Content starts

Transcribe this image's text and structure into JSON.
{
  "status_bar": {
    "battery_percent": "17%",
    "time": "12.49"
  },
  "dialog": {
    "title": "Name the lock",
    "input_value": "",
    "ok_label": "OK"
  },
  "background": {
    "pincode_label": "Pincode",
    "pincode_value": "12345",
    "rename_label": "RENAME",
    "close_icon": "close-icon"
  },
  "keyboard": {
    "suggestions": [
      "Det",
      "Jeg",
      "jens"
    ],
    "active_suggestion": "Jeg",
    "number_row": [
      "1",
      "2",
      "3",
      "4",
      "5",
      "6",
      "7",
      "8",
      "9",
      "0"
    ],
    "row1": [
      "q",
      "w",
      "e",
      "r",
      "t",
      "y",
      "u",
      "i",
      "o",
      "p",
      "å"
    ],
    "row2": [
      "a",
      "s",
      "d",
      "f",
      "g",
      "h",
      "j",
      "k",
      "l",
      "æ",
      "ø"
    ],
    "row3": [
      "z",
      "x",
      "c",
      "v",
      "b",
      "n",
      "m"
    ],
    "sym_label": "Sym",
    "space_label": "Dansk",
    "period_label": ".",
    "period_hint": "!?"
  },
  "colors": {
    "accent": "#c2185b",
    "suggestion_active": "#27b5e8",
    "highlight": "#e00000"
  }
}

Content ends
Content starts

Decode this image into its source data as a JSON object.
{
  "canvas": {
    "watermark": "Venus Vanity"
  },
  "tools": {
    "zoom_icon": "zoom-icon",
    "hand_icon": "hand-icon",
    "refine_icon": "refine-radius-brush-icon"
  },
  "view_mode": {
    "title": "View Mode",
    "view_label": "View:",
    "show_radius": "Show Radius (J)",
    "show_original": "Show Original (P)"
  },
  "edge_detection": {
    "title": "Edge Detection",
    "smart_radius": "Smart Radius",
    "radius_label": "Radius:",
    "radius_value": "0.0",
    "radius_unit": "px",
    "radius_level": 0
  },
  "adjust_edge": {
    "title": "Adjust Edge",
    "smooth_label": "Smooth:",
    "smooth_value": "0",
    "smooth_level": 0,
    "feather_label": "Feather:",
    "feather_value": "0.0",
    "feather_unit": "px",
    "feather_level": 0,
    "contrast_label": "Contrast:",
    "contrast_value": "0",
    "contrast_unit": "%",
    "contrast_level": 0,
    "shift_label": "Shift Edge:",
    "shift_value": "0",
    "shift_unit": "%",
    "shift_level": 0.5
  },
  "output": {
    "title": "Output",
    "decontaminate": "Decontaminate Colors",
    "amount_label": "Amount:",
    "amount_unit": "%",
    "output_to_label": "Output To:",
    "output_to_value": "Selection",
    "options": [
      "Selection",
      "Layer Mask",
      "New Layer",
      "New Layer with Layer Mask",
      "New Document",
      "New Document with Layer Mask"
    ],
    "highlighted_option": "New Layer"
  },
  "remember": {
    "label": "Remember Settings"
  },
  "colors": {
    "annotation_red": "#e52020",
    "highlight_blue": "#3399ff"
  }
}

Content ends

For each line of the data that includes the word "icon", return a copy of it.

### YOUR RESPONSE
    "close_icon": "close-icon"
    "zoom_icon": "zoom-icon",
    "hand_icon": "hand-icon",
    "refine_icon": "refine-radius-brush-icon"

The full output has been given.